┏━━
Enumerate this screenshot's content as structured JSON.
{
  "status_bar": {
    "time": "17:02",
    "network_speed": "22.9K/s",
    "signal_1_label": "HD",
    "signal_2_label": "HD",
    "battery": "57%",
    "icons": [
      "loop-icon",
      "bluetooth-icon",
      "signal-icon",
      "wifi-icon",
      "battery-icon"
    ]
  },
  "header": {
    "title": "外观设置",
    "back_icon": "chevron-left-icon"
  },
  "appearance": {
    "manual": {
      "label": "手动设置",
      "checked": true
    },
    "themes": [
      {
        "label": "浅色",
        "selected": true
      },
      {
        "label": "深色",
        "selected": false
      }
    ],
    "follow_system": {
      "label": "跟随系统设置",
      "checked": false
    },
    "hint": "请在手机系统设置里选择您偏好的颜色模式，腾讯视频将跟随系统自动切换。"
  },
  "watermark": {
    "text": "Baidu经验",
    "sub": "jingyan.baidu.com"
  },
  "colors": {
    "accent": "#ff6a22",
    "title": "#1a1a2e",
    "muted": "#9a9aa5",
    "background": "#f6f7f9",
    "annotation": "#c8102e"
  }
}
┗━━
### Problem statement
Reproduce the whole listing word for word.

### Exercise result
Enumerate this screenshot's content as structured JSON.
{
  "status_bar": {
    "time": "17:02",
    "network_speed": "22.9K/s",
    "signal_1_label": "HD",
    "signal_2_label": "HD",
    "battery": "57%",
    "icons": [
      "loop-icon",
      "bluetooth-icon",
      "signal-icon",
      "wifi-icon",
      "battery-icon"
    ]
  },
  "header": {
    "title": "外观设置",
    "back_icon": "chevron-left-icon"
  },
  "appearance": {
    "manual": {
      "label": "手动设置",
      "checked": true
    },
    "themes": [
      {
        "label": "浅色",
        "selected": true
      },
      {
        "label": "深色",
        "selected": false
      }
    ],
    "follow_system": {
      "label": "跟随系统设置",
      "checked": false
    },
    "hint": "请在手机系统设置里选择您偏好的颜色模式，腾讯视频将跟随系统自动切换。"
  },
  "watermark": {
    "text": "Baidu经验",
    "sub": "jingyan.baidu.com"
  },
  "colors": {
    "accent": "#ff6a22",
    "title": "#1a1a2e",
    "muted": "#9a9aa5",
    "background": "#f6f7f9",
    "annotation": "#c8102e"
  }
}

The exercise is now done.